Published: Wednesday, Oct. 16th, 2019
We’re at Wedding MBA in Las Vegas this week, meeting with wedding professionals from across the country and preaching our gospel of online-ordination and wedding ceremony planning. One topic that has come up enough times to warrant a response is the following: are first-time wedding officiants a threat to professional wedding officiants?
Put another way, when couples ask “Uncle Bob” to officiate their wedding ceremony, does that put professional officiants out of a job?
The answer is a bit more complex than just yes or no. ...(continued)
Wedding Ceremony Vibes: Flow and Emotion Management
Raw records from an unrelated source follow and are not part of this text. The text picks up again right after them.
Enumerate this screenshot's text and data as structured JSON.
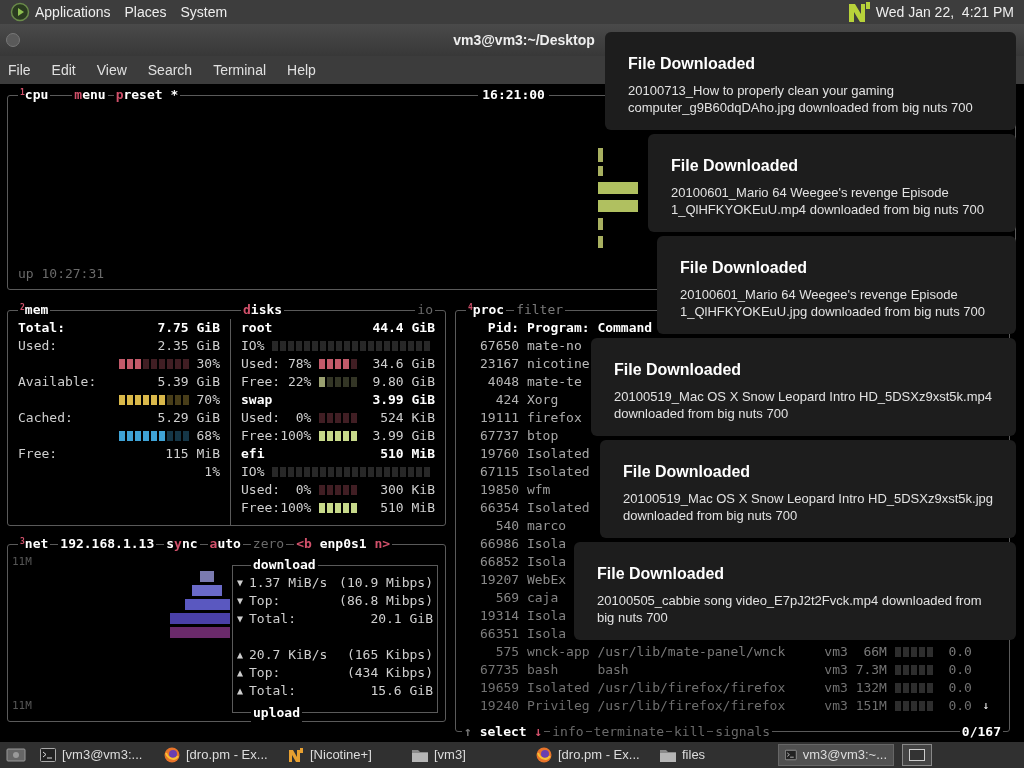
{
  "top_panel": {
    "menus": [
      "Applications",
      "Places",
      "System"
    ],
    "clock": "Wed Jan 22,  4:21 PM"
  },
  "window": {
    "title": "vm3@vm3:~/Desktop",
    "menu": [
      "File",
      "Edit",
      "View",
      "Search",
      "Terminal",
      "Help"
    ]
  },
  "cpu": {
    "number": "1",
    "name": "cpu",
    "tabs": [
      {
        "hotkey": "m",
        "rest": "enu"
      },
      {
        "hotkey": "p",
        "rest": "reset *"
      }
    ],
    "clock": "16:21:00",
    "uptime": "up 10:27:31"
  },
  "mem": {
    "number": "2",
    "name": "mem",
    "rows": [
      {
        "kind": "total",
        "label": "Total:",
        "value": "7.75 GiB"
      },
      {
        "kind": "stat",
        "label": "Used:",
        "value": "2.35 GiB"
      },
      {
        "kind": "meter",
        "level": 0.3,
        "color": "#c25a6a",
        "percent": "30%"
      },
      {
        "kind": "stat",
        "label": "Available:",
        "value": "5.39 GiB"
      },
      {
        "kind": "meter",
        "level": 0.7,
        "color": "#d9b84a",
        "percent": "70%"
      },
      {
        "kind": "stat",
        "label": "Cached:",
        "value": "5.29 GiB"
      },
      {
        "kind": "meter",
        "level": 0.68,
        "color": "#3fa3d6",
        "percent": "68%"
      },
      {
        "kind": "stat",
        "label": "Free:",
        "value": "115 MiB"
      },
      {
        "kind": "percent",
        "percent": "1%"
      }
    ]
  },
  "disks": {
    "tab": {
      "hotkey": "d",
      "rest": "isks"
    },
    "io_tab": {
      "hotkey": "i",
      "rest": "o"
    },
    "rows": [
      {
        "kind": "name",
        "label": "root",
        "value": "44.4 GiB"
      },
      {
        "kind": "io",
        "label": "IO%"
      },
      {
        "kind": "meter",
        "label": "Used:",
        "percent": "78%",
        "level": 0.78,
        "color": "#c25a6a",
        "value": "34.6 GiB"
      },
      {
        "kind": "meter",
        "label": "Free:",
        "percent": "22%",
        "level": 0.22,
        "color": "#9aa070",
        "value": "9.80 GiB"
      },
      {
        "kind": "name",
        "label": "swap",
        "value": "3.99 GiB"
      },
      {
        "kind": "meter",
        "label": "Used:",
        "percent": "0%",
        "value": "524 KiB"
      },
      {
        "kind": "meter",
        "label": "Free:",
        "percent": "100%",
        "level": 1,
        "color": "#c7d98a",
        "value": "3.99 GiB"
      },
      {
        "kind": "name",
        "label": "efi",
        "value": "510 MiB"
      },
      {
        "kind": "io",
        "label": "IO%"
      },
      {
        "kind": "meter",
        "label": "Used:",
        "percent": "0%",
        "value": "300 KiB"
      },
      {
        "kind": "meter",
        "label": "Free:",
        "percent": "100%",
        "level": 1,
        "color": "#c7d98a",
        "value": "510 MiB"
      }
    ]
  },
  "net": {
    "number": "3",
    "name": "net",
    "address": "192.168.1.13",
    "toggles": [
      {
        "before": "s",
        "hotkey": "y",
        "after": "nc",
        "on": true
      },
      {
        "hotkey": "a",
        "after": "uto",
        "on": true
      },
      {
        "hotkey": "z",
        "after": "ero",
        "on": false
      }
    ],
    "interface": {
      "prev": "<b",
      "name": "enp0s1",
      "next": "n>"
    },
    "scale_top": "11M",
    "scale_bottom": "11M",
    "download": {
      "title": "download",
      "rows": [
        {
          "arrow": "▼",
          "label": "1.37 MiB/s",
          "value": "(10.9 Mibps)"
        },
        {
          "arrow": "▼",
          "label": "Top:",
          "value": "(86.8 Mibps)"
        },
        {
          "arrow": "▼",
          "label": "Total:",
          "value": "20.1 GiB"
        }
      ]
    },
    "upload": {
      "title": "upload",
      "rows": [
        {
          "arrow": "▲",
          "label": "20.7 KiB/s",
          "value": "(165 Kibps)"
        },
        {
          "arrow": "▲",
          "label": "Top:",
          "value": "(434 Kibps)"
        },
        {
          "arrow": "▲",
          "label": "Total:",
          "value": "15.6 GiB"
        }
      ]
    }
  },
  "proc": {
    "number": "4",
    "name": "proc",
    "filter": "filter",
    "columns": [
      "Pid:",
      "Program:",
      "Command"
    ],
    "rows": [
      {
        "pid": "67650",
        "program": "mate-no"
      },
      {
        "pid": "23167",
        "program": "nicotine"
      },
      {
        "pid": "4048",
        "program": "mate-te"
      },
      {
        "pid": "424",
        "program": "Xorg"
      },
      {
        "pid": "19111",
        "program": "firefox"
      },
      {
        "pid": "67737",
        "program": "btop"
      },
      {
        "pid": "19760",
        "program": "Isolated"
      },
      {
        "pid": "67115",
        "program": "Isolated"
      },
      {
        "pid": "19850",
        "program": "wfm"
      },
      {
        "pid": "66354",
        "program": "Isolated"
      },
      {
        "pid": "540",
        "program": "marco"
      },
      {
        "pid": "66986",
        "program": "Isola"
      },
      {
        "pid": "66852",
        "program": "Isola"
      },
      {
        "pid": "19207",
        "program": "WebEx"
      },
      {
        "pid": "569",
        "program": "caja"
      },
      {
        "pid": "19314",
        "program": "Isola"
      },
      {
        "pid": "66351",
        "program": "Isola"
      },
      {
        "pid": "575",
        "program": "wnck-app",
        "command": "/usr/lib/mate-panel/wnck",
        "user": "vm3",
        "mem": "66M",
        "cpu": "0.0"
      },
      {
        "pid": "67735",
        "program": "bash",
        "command": "bash",
        "user": "vm3",
        "mem": "7.3M",
        "cpu": "0.0"
      },
      {
        "pid": "19659",
        "program": "Isolated",
        "command": "/usr/lib/firefox/firefox",
        "user": "vm3",
        "mem": "132M",
        "cpu": "0.0"
      },
      {
        "pid": "19240",
        "program": "Privileg",
        "command": "/usr/lib/firefox/firefox",
        "user": "vm3",
        "mem": "151M",
        "cpu": "0.0"
      }
    ],
    "more_indicator": "↓",
    "footer": {
      "up": "↑",
      "select": "select",
      "down": "↓",
      "actions": [
        "info",
        "terminate",
        "kill",
        "signals"
      ],
      "count": "0/167"
    }
  },
  "notifications": [
    {
      "title": "File Downloaded",
      "body": "20100713_How to properly clean your gaming computer_g9B60dqDAho.jpg downloaded from big nuts 700"
    },
    {
      "title": "File Downloaded",
      "body": "20100601_Mario 64 Weegee's revenge Episode 1_QlHFKYOKEuU.mp4 downloaded from big nuts 700"
    },
    {
      "title": "File Downloaded",
      "body": "20100601_Mario 64 Weegee's revenge Episode 1_QlHFKYOKEuU.jpg downloaded from big nuts 700"
    },
    {
      "title": "File Downloaded",
      "body": "20100519_Mac OS X Snow Leopard Intro HD_5DSXz9xst5k.mp4 downloaded from big nuts 700"
    },
    {
      "title": "File Downloaded",
      "body": "20100519_Mac OS X Snow Leopard Intro HD_5DSXz9xst5k.jpg downloaded from big nuts 700"
    },
    {
      "title": "File Downloaded",
      "body": "20100505_cabbie song video_E7pJ2t2Fvck.mp4 downloaded from big nuts 700"
    }
  ],
  "taskbar": {
    "items": [
      {
        "kind": "terminal",
        "label": "[vm3@vm3:...",
        "selected": false
      },
      {
        "kind": "browser",
        "label": "[dro.pm - Ex...",
        "selected": false
      },
      {
        "kind": "nicotine",
        "label": "[Nicotine+]",
        "selected": false
      },
      {
        "kind": "folder",
        "label": "[vm3]",
        "selected": false
      },
      {
        "kind": "browser",
        "label": "[dro.pm - Ex...",
        "selected": false
      },
      {
        "kind": "folder",
        "label": "files",
        "selected": false
      },
      {
        "kind": "terminal",
        "label": "vm3@vm3:~...",
        "selected": true
      }
    ]
  }
}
Published: Tuesday, Oct. 15th, 2019
The key to a great wedding ceremony is to make it flow. And when we talk about “flow,” we’re referring to the words and the emotion of the ceremony, and that magical combination of saying the right thing at the right time.
When planning a wedding ceremony, consider what traditions or readings will resonate with the couple and audience. Perhaps there’s a prayer, or a reading, or a traditional blessing that speaks to the couple's values or emotional state. Then, decide where to fit these parts into the ceremony.
Think about the ceremony as a story, with each piece fitting into a logical order. Consider which pieces fit best leading into or following one another. I often write short transitions between pieces. Not only do the transitions help with the flow, they also give me an idea of whether one piece works well following another, based on how easy it is to write the transitional wording....(continued)